Exhibit A: a Texas law that places DNA evidence from a crime scene in a person's criminal record, even if he was never convicted of the offense. From thither, it can presumably be introduced as either character evidence along with the rest of the file when permissible or used, along with the rest of the file, to enhance sentencing. You have to get up pretty early in the morning to find a government action that I would view as an actual deprivation of due process, but Texas has managed to do it. Enhancing the sentence of a criminal, or in the extreme convicting a suspect, on the basis of a past act for which no judicial finding of wrongdoing was ever made, strikes me as a fairly flagrant impairment of the criminal process.

Tuesday, August 25, 2009

Facilis est descensus Averno.

I read the entire Aeneid twice, once in each language, once upon a time. Needless to say, I did not remember this line, although it aptly describes so much of human history: "easy is the descent to Hell"

Although, I question whether the line has been reproduced faithfully; "facilis descensus Averno est" seems the more likely arrangement in the original. Of course, that would be a prose trope, putting the verb last: one imagines that was a good reason to write it this way in verse.
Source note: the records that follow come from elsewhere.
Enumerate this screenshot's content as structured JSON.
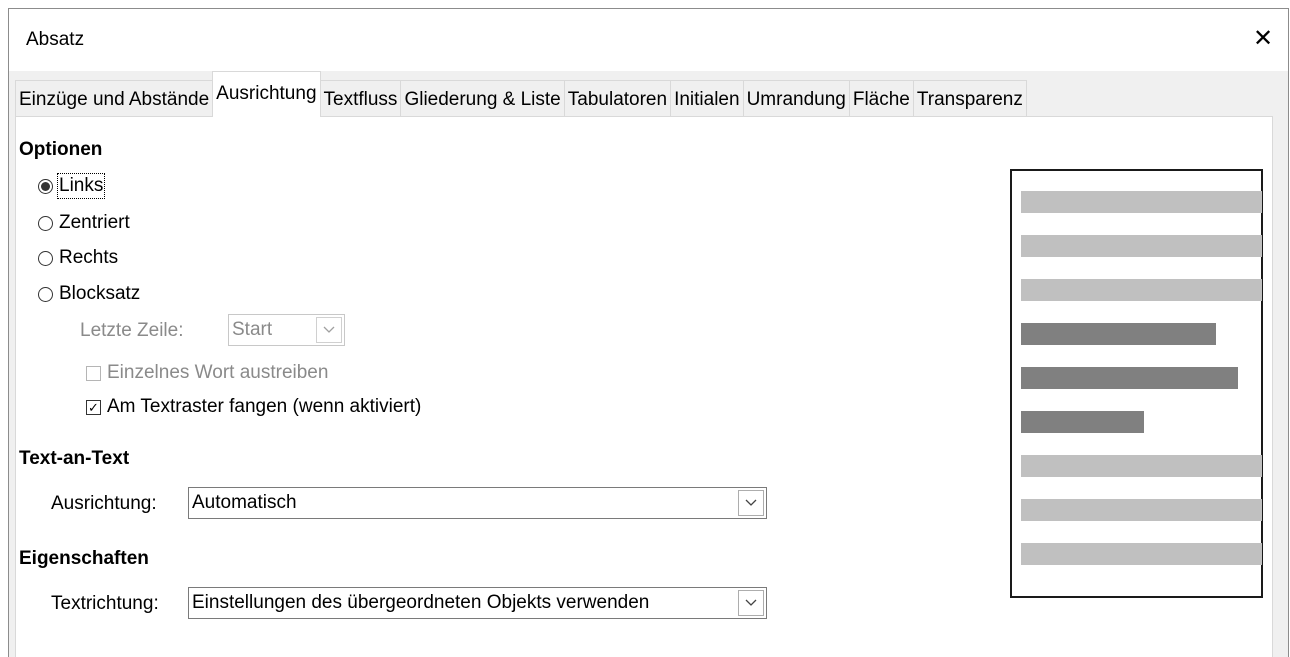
{
  "window": {
    "title": "Absatz",
    "close_glyph": "✕"
  },
  "tabs": [
    {
      "label": "Einzüge und Abstände",
      "active": false
    },
    {
      "label": "Ausrichtung",
      "active": true
    },
    {
      "label": "Textfluss",
      "active": false
    },
    {
      "label": "Gliederung & Liste",
      "active": false
    },
    {
      "label": "Tabulatoren",
      "active": false
    },
    {
      "label": "Initialen",
      "active": false
    },
    {
      "label": "Umrandung",
      "active": false
    },
    {
      "label": "Fläche",
      "active": false
    },
    {
      "label": "Transparenz",
      "active": false
    }
  ],
  "options": {
    "title": "Optionen",
    "radios": [
      {
        "label": "Links",
        "selected": true
      },
      {
        "label": "Zentriert",
        "selected": false
      },
      {
        "label": "Rechts",
        "selected": false
      },
      {
        "label": "Blocksatz",
        "selected": false
      }
    ],
    "last_line_label": "Letzte Zeile:",
    "last_line_value": "Start",
    "single_word_label": "Einzelnes Wort austreiben",
    "snap_label": "Am Textraster fangen (wenn aktiviert)",
    "check_glyph": "✓"
  },
  "text_to_text": {
    "title": "Text-an-Text",
    "label": "Ausrichtung:",
    "value": "Automatisch"
  },
  "properties": {
    "title": "Eigenschaften",
    "label": "Textrichtung:",
    "value": "Einstellungen des übergeordneten Objekts verwenden"
  },
  "icons": {
    "dropdown": "chevron-down-icon",
    "close": "close-icon"
  },
  "colors": {
    "preview_light": "#c0c0c0",
    "preview_dark": "#808080"
  },
  "preview_lines": [
    {
      "width_fraction": 1.0,
      "dark": false
    },
    {
      "width_fraction": 1.0,
      "dark": false
    },
    {
      "width_fraction": 1.0,
      "dark": false
    },
    {
      "width_fraction": 0.81,
      "dark": true
    },
    {
      "width_fraction": 0.9,
      "dark": true
    },
    {
      "width_fraction": 0.51,
      "dark": true
    },
    {
      "width_fraction": 1.0,
      "dark": false
    },
    {
      "width_fraction": 1.0,
      "dark": false
    },
    {
      "width_fraction": 1.0,
      "dark": false
    }
  ]
}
For more Virgil references, see here.

Saturday, August 8, 2009

H.R. 3200

Say hello to my Very Large Friend: A Bill to provide affordable, quality health care for all Americans and reduce the growth in health care spending, and for other purposes.

1,000 pages of nobody knows what. If this is self-government, sign me up for autocracy, please.
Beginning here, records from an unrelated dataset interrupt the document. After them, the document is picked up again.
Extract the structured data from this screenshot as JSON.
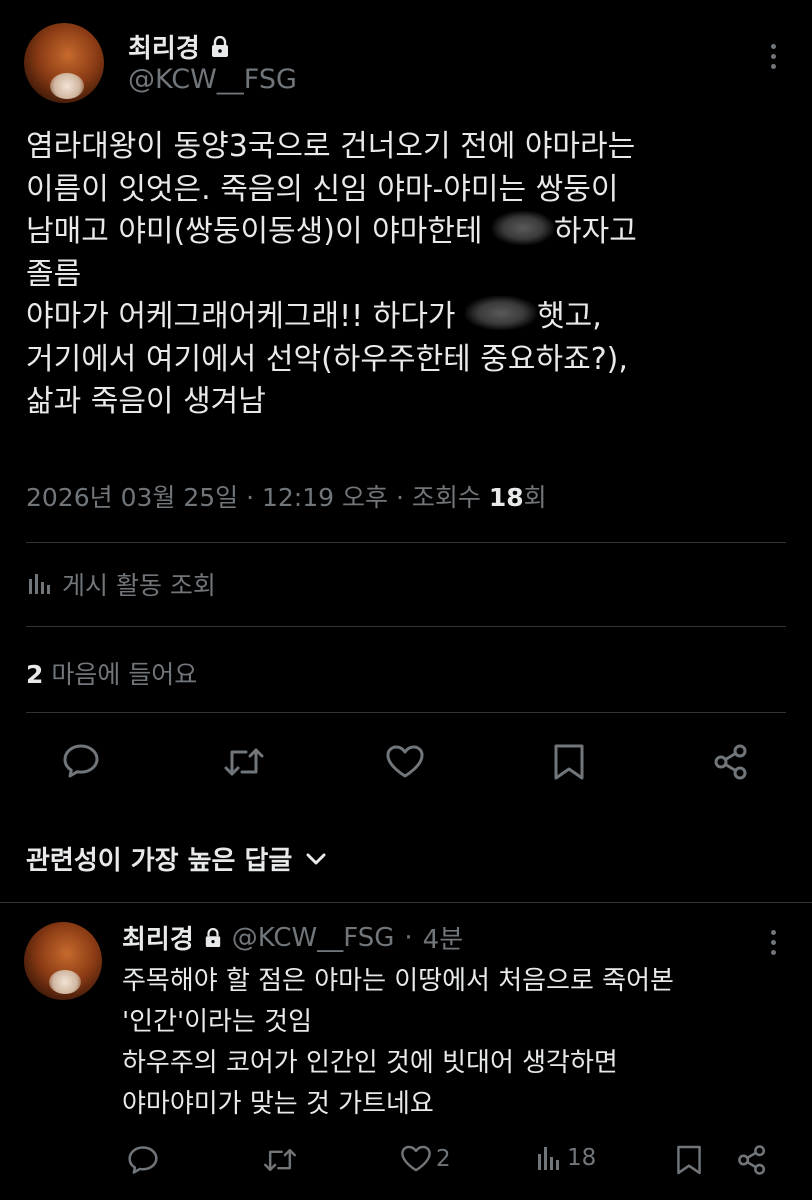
{
  "post": {
    "author_name": "최리경",
    "author_handle": "@KCW__FSG",
    "body_lines": [
      "염라대왕이 동양3국으로 건너오기 전에 야마라는",
      "이름이 잇엇은. 죽음의 신임 야마-야미는 쌍둥이",
      "남매고 야미(쌍둥이동생)이 야마한테",
      "하자고",
      "졸름",
      "야마가 어케그래어케그래!! 하다가",
      "햇고,",
      "거기에서 여기에서 선악(하우주한테 중요하죠?),",
      "삶과 죽음이 생겨남"
    ],
    "date": "2026년 03월 25일",
    "time": "12:19 오후",
    "views_label": "조회수",
    "views_count": "18",
    "views_suffix": "회",
    "activity_label": "게시 활동 조회",
    "likes_count": "2",
    "likes_label": "마음에 들어요"
  },
  "replies_header": {
    "label": "관련성이 가장 높은 답글"
  },
  "reply": {
    "author_name": "최리경",
    "author_handle": "@KCW__FSG",
    "time_ago": "4분",
    "body_lines": [
      "주목해야 할 점은 야마는 이땅에서 처음으로 죽어본",
      "'인간'이라는 것임",
      "하우주의 코어가 인간인 것에 빗대어 생각하면",
      "야마야미가 맞는 것 가트네요"
    ],
    "likes": "2",
    "views": "18"
  },
  "icons": {
    "lock": "lock-icon",
    "more": "more-icon",
    "reply": "reply-icon",
    "retweet": "retweet-icon",
    "like": "heart-icon",
    "bookmark": "bookmark-icon",
    "share": "share-icon",
    "analytics": "analytics-icon",
    "chevron": "chevron-down-icon"
  },
  "colors": {
    "background": "#000000",
    "text": "#e7e9ea",
    "secondary": "#71767b",
    "divider": "#2f3336"
  }
}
Monday, August 3, 2009

The Crape Myrtle

Like most worthwhile things this side of cathedral and war memorials, the crape myrtle is both beautiful and unassuming. It has such a subtle effect on the landscape when not in bloom that I spent six winters in the midwest without realizing that the tree simply does not grow there at all. I only noted its conspicuous absence among the retarded summertime---a word used generously if there ever were one---progress of the plains' flora.
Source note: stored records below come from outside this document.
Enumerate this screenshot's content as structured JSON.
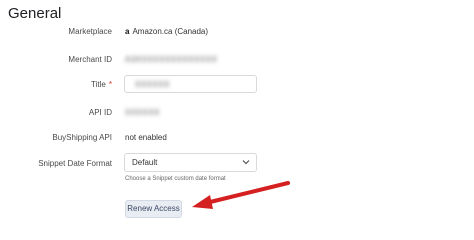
{
  "section": {
    "title": "General"
  },
  "fields": {
    "marketplace": {
      "label": "Marketplace",
      "logo": "a",
      "value": "Amazon.ca (Canada)"
    },
    "merchant_id": {
      "label": "Merchant ID",
      "value": "A3XXXXXXXXXXXXXX"
    },
    "title": {
      "label": "Title",
      "required_mark": "*",
      "value": "XXXXXX"
    },
    "api_id": {
      "label": "API ID",
      "value": "XXXXXX"
    },
    "buyshipping_api": {
      "label": "BuyShipping API",
      "value": "not enabled"
    },
    "snippet_date_format": {
      "label": "Snippet Date Format",
      "selected": "Default",
      "hint": "Choose a Snippet custom date format"
    }
  },
  "actions": {
    "renew_label": "Renew Access"
  },
  "colors": {
    "arrow": "#d42020",
    "button_bg": "#e8ecf3",
    "button_text": "#3b4a63"
  }
}
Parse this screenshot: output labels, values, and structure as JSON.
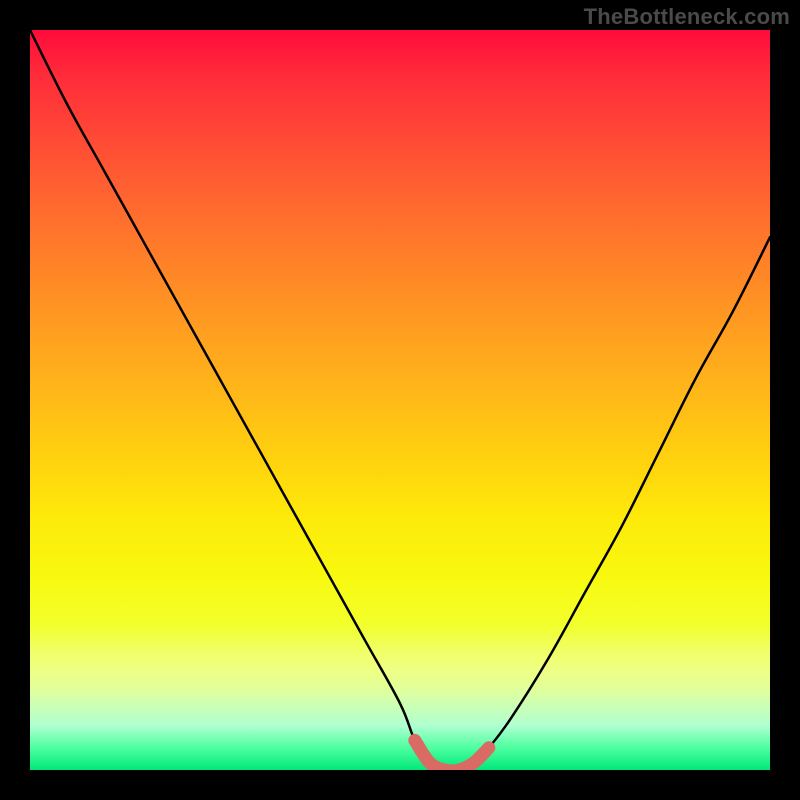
{
  "watermark": {
    "text": "TheBottleneck.com"
  },
  "chart_data": {
    "type": "line",
    "title": "",
    "xlabel": "",
    "ylabel": "",
    "xlim": [
      0,
      100
    ],
    "ylim": [
      0,
      100
    ],
    "grid": false,
    "legend": false,
    "series": [
      {
        "name": "bottleneck-curve",
        "color": "#000000",
        "x": [
          0,
          5,
          10,
          15,
          20,
          25,
          30,
          35,
          40,
          45,
          50,
          52,
          54,
          56,
          58,
          60,
          62,
          65,
          70,
          75,
          80,
          85,
          90,
          95,
          100
        ],
        "y": [
          100,
          90,
          81,
          72,
          63,
          54,
          45,
          36,
          27,
          18,
          9,
          4,
          1,
          0,
          0,
          1,
          3,
          7,
          15,
          24,
          33,
          43,
          53,
          62,
          72
        ]
      },
      {
        "name": "flat-bottom-highlight",
        "color": "#da6a64",
        "style": "thick",
        "x": [
          52,
          54,
          56,
          58,
          60,
          62
        ],
        "y": [
          4,
          1,
          0,
          0,
          1,
          3
        ]
      }
    ],
    "background_gradient": {
      "direction": "vertical",
      "stops": [
        {
          "pos": 0.0,
          "color": "#ff0b3a"
        },
        {
          "pos": 0.5,
          "color": "#ffb41a"
        },
        {
          "pos": 0.8,
          "color": "#f3ff2a"
        },
        {
          "pos": 1.0,
          "color": "#00e87a"
        }
      ]
    }
  }
}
I won't bother with the scientific names and that sort of thing. Not because such information isn't useful or worthwhile, but because I would simply be cutting and pasting, which is mildly disingenuous. Anyone can look these things up as well as I can. I will note, however, that the shrub is not native to the Americas, but comes from Asia. Unlike other Old World imports prevalent in the South (see "kudzu"), crape myrtle behaves well and as expected. Also unlike other notable Southern flora, it is highly multi-functional. Keep it trimmed and it makes a pleasant bush. Let it grow up and prune lower branches and it becomes a delightful small tree. Spare it all attention from the loppers and it expand in every direction like a large botanical globe.

Despite its foreign heritage, the crape myrtle is a proper Southern shrub, largely because it is never in a hurry. It knows quite well that irises, day lilies, and magnolias will regale the neighborhood through the spring and early summer. So it comes later, to add color to July and August, when it faces less competition. And like any good friend, its arrival is not only timely but called for. Come late July and August the lawn considers dying off, asphalt stays sticky through the night, and a neighboring state just might try to resolve its carpetbagger-induced water shortage by attempting to annex part of your local river. But while the birch trees wilt in the heat, the crape myrtle puts forth an effusion of color. Together with the choices watermelons, now available, the crape myrtle gently reminds us to enjoy every moment of summer in spite of heat, humidity, and mosquito.